The film has been roundly criticized in the present day for the character portrayed by Mickey Rooney. Rooney played a caricature of a bumbling Japanese neighbor that was extremely unflattering to Asians although admittedly it was hilarious. This is considered a shocking portrayal in today's politically correct society, but it stirred little furor at the time, when everyone was far more insensitive and far less oversensitive. When the film was released, the biggest criticism was that Edwards overused the character to the point of making him nauseating, which was an obvious error in judgment. If Rooney only had one or two scenes rather than roughly a dozen, it probably wouldn't have become such a lightening rod.
Hepburn and Peppard were both terrific in the leads. Hepburn, who was nominated for best actress for the role, gave Holly a lovable quirkiness that belied her deeper troubles. When it was time to broaden the character, Hepburn gave her intricacy and depth that I feel Marilyn Monroe never could have accomplished. Peppard was more than just a dashing and handsome foil for Hepburn. He played Paul with sensitivity and refinement and had incredible chemistry with Hepburn, making the romance very natural and believable.

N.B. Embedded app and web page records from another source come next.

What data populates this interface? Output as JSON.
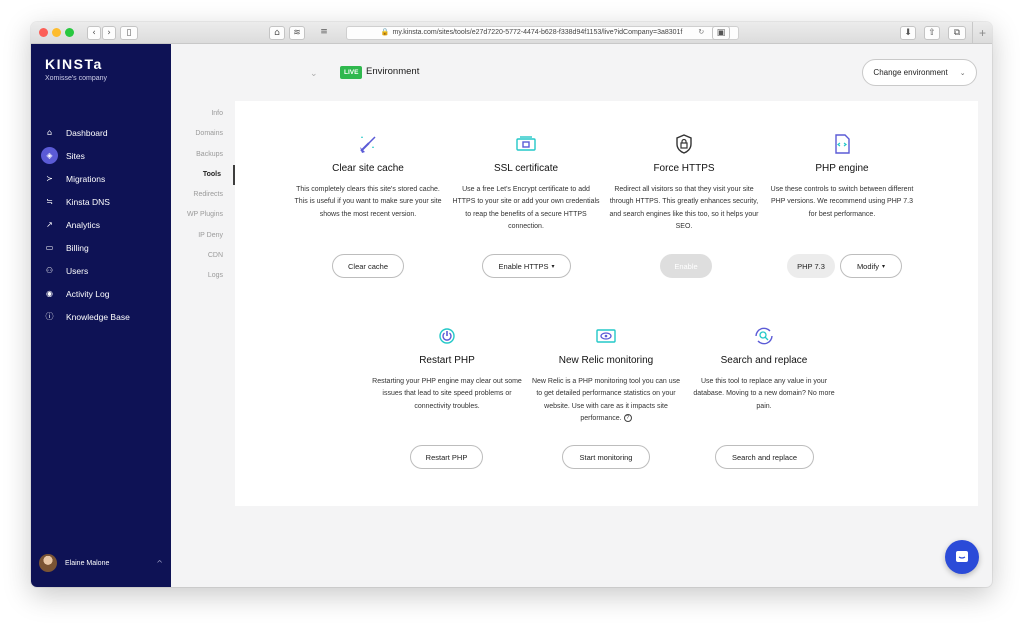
{
  "browser": {
    "url": "my.kinsta.com/sites/tools/e27d7220-5772-4474-b628-f338d94f1153/live?idCompany=3a8301f",
    "new_tab_glyph": "+"
  },
  "sidebar": {
    "logo": "KINSTa",
    "company": "Xomisse's company",
    "items": [
      {
        "label": "Dashboard",
        "icon": "home-icon",
        "glyph": "⌂"
      },
      {
        "label": "Sites",
        "icon": "sites-icon",
        "glyph": "◈"
      },
      {
        "label": "Migrations",
        "icon": "migrations-icon",
        "glyph": "≻"
      },
      {
        "label": "Kinsta DNS",
        "icon": "dns-icon",
        "glyph": "≒"
      },
      {
        "label": "Analytics",
        "icon": "analytics-icon",
        "glyph": "↗"
      },
      {
        "label": "Billing",
        "icon": "billing-icon",
        "glyph": "▭"
      },
      {
        "label": "Users",
        "icon": "users-icon",
        "glyph": "⚇"
      },
      {
        "label": "Activity Log",
        "icon": "activity-log-icon",
        "glyph": "◉"
      },
      {
        "label": "Knowledge Base",
        "icon": "knowledge-base-icon",
        "glyph": "ⓘ"
      }
    ],
    "active_item": "Sites",
    "user": {
      "name": "Elaine Malone"
    }
  },
  "header": {
    "live_badge": "LIVE",
    "environment_label": "Environment",
    "change_environment": "Change environment"
  },
  "subnav": {
    "items": [
      "Info",
      "Domains",
      "Backups",
      "Tools",
      "Redirects",
      "WP Plugins",
      "IP Deny",
      "CDN",
      "Logs"
    ],
    "active": "Tools"
  },
  "tools": {
    "clear_cache": {
      "title": "Clear site cache",
      "description": "This completely clears this site's stored cache. This is useful if you want to make sure your site shows the most recent version.",
      "button": "Clear cache"
    },
    "ssl": {
      "title": "SSL certificate",
      "description": "Use a free Let's Encrypt certificate to add HTTPS to your site or add your own credentials to reap the benefits of a secure HTTPS connection.",
      "button": "Enable HTTPS"
    },
    "force_https": {
      "title": "Force HTTPS",
      "description": "Redirect all visitors so that they visit your site through HTTPS. This greatly enhances security, and search engines like this too, so it helps your SEO.",
      "button": "Enable"
    },
    "php_engine": {
      "title": "PHP engine",
      "description": "Use these controls to switch between different PHP versions. We recommend using PHP 7.3 for best performance.",
      "version": "PHP 7.3",
      "button": "Modify"
    },
    "restart_php": {
      "title": "Restart PHP",
      "description": "Restarting your PHP engine may clear out some issues that lead to site speed problems or connectivity troubles.",
      "button": "Restart PHP"
    },
    "new_relic": {
      "title": "New Relic monitoring",
      "description": "New Relic is a PHP monitoring tool you can use to get detailed performance statistics on your website. Use with care as it impacts site performance.",
      "button": "Start monitoring"
    },
    "search_replace": {
      "title": "Search and replace",
      "description": "Use this tool to replace any value in your database. Moving to a new domain? No more pain.",
      "button": "Search and replace"
    }
  },
  "colors": {
    "sidebar_bg": "#0e1255",
    "accent": "#5b5bd6",
    "live_green": "#2fb84e",
    "chat_blue": "#2b4bd8"
  }
}
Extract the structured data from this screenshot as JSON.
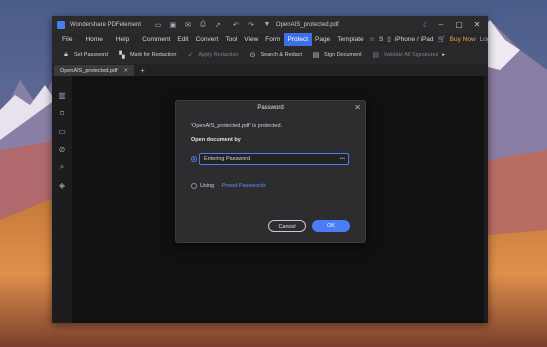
{
  "app": {
    "title": "Wondershare PDFelement",
    "doc_title": "OpenAIS_protected.pdf"
  },
  "titlebar_icons": [
    "folder-icon",
    "save-icon",
    "mail-icon",
    "print-icon",
    "share-icon",
    "undo-icon",
    "redo-icon",
    "pdf-file-icon"
  ],
  "menu": {
    "items": [
      "File",
      "Home",
      "Help",
      "Comment",
      "Edit",
      "Convert",
      "Tool",
      "View",
      "Form",
      "Protect",
      "Page",
      "Template"
    ],
    "active": "Protect",
    "device": "iPhone / iPad",
    "buy_now": "Buy Now",
    "login": "Log In",
    "search_truncated": "S"
  },
  "toolbar": {
    "set_password": "Set Password",
    "mark_redaction": "Mark for Redaction",
    "apply_redaction": "Apply Redaction",
    "search_redact": "Search & Redact",
    "sign_document": "Sign Document",
    "validate_signatures": "Validate All Signatures"
  },
  "tab": {
    "name": "OpenAIS_protected.pdf",
    "add": "+"
  },
  "dialog": {
    "title": "Password",
    "message": "'OpenAIS_protected.pdf' is protected.",
    "subheading": "Open document by",
    "password_placeholder": "Entering Password",
    "using_label": "Using",
    "preset_link": "Preset Passwords",
    "cancel": "Cancel",
    "ok": "OK",
    "accent": "#4a7cf6"
  }
}
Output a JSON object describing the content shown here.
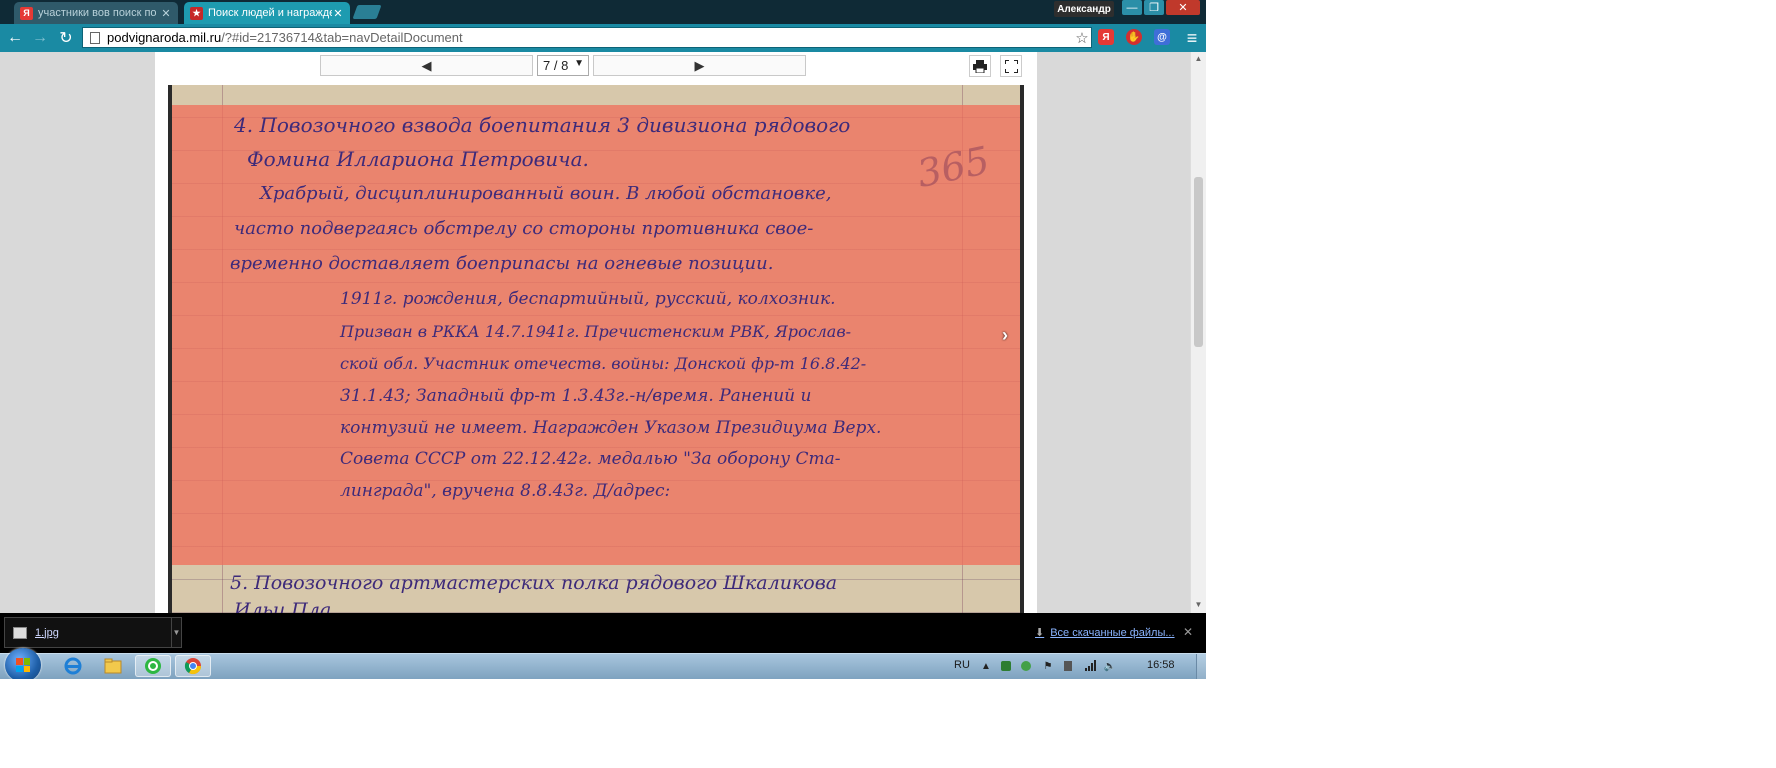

One of the best things about the film was the soundtrack, which brought the film its only two Oscars from five nominations. Henry Mancini's musical score was marvelous and film's theme song, "Moon River" written by Henry Mancini and Johnny Mercer is an enduring classic.
The DVD version brings new life to the original Technicolor photography and brings fullness to Mancini's fabulous soundtrack.
This richly textured film has both depth and range. It has just the right balance of lightness and heaviness, with well-explored characters that change before our eyes. I rated it a 10/10. It is an intelligent and affecting film that is worth seeing.Get your Breakfast Tiffanys George Peppard Hepburn Now!